Looking at the records below, count how many lines contain the string "this". Give that number alone.

Start of Block

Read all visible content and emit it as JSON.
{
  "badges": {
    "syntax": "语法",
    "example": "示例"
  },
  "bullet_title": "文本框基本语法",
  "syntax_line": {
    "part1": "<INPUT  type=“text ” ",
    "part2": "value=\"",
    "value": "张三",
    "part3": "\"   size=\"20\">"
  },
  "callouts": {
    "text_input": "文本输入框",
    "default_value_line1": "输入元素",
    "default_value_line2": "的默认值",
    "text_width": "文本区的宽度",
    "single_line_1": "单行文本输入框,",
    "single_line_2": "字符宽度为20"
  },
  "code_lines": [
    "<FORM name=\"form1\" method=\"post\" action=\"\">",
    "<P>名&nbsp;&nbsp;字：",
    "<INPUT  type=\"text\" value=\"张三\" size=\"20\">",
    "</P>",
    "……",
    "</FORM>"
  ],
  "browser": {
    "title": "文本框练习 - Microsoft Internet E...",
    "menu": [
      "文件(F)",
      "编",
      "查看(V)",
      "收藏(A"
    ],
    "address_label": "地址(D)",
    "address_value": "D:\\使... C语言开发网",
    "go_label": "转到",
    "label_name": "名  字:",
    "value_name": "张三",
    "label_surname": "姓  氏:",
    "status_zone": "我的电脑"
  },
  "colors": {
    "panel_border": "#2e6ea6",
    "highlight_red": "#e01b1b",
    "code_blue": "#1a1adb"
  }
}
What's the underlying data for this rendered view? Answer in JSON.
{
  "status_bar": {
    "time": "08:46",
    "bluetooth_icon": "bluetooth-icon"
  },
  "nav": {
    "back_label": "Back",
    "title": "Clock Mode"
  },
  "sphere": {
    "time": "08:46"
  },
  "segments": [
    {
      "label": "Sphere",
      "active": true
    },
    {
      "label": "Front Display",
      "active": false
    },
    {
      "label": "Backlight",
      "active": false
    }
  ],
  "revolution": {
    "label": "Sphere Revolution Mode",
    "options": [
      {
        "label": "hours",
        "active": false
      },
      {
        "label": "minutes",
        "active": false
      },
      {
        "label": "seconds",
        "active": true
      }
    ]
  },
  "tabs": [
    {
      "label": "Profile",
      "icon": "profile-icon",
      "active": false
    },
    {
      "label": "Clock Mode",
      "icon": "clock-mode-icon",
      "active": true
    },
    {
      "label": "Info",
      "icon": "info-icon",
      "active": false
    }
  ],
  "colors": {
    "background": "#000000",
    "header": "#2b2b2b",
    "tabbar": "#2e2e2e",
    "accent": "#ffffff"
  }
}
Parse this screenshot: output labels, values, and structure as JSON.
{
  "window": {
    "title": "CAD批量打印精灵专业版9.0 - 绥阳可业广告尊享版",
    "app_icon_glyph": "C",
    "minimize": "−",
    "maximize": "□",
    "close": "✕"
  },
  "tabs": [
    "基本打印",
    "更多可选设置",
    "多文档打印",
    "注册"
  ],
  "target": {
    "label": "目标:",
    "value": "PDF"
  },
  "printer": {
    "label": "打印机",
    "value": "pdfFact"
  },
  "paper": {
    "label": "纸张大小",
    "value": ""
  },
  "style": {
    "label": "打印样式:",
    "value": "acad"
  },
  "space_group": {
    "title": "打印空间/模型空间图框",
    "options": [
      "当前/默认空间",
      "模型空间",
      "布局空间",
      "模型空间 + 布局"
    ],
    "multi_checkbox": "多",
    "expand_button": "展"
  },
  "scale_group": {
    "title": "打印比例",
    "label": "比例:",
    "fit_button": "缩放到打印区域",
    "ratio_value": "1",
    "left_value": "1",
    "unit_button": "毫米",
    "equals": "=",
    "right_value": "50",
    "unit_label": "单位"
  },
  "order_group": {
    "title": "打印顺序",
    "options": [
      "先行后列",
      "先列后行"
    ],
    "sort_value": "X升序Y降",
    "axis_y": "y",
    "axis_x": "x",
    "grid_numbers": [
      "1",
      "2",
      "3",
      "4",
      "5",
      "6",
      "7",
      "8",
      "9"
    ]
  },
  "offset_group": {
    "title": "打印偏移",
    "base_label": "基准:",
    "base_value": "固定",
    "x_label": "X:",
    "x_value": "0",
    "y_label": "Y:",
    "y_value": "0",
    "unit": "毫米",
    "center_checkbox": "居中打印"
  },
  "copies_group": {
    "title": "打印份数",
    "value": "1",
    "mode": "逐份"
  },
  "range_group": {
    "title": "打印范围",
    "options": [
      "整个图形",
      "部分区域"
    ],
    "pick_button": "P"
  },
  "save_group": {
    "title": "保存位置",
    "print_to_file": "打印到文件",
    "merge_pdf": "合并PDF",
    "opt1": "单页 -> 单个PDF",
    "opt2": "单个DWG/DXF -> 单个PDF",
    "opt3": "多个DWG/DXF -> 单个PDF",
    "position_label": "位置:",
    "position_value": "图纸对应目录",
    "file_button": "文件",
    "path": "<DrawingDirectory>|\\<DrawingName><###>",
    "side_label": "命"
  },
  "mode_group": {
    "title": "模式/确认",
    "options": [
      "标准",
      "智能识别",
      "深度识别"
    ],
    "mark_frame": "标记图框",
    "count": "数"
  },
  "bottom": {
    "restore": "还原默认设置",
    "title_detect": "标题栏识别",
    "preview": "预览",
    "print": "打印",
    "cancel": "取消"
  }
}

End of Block

(WRITTEN REPLY): 2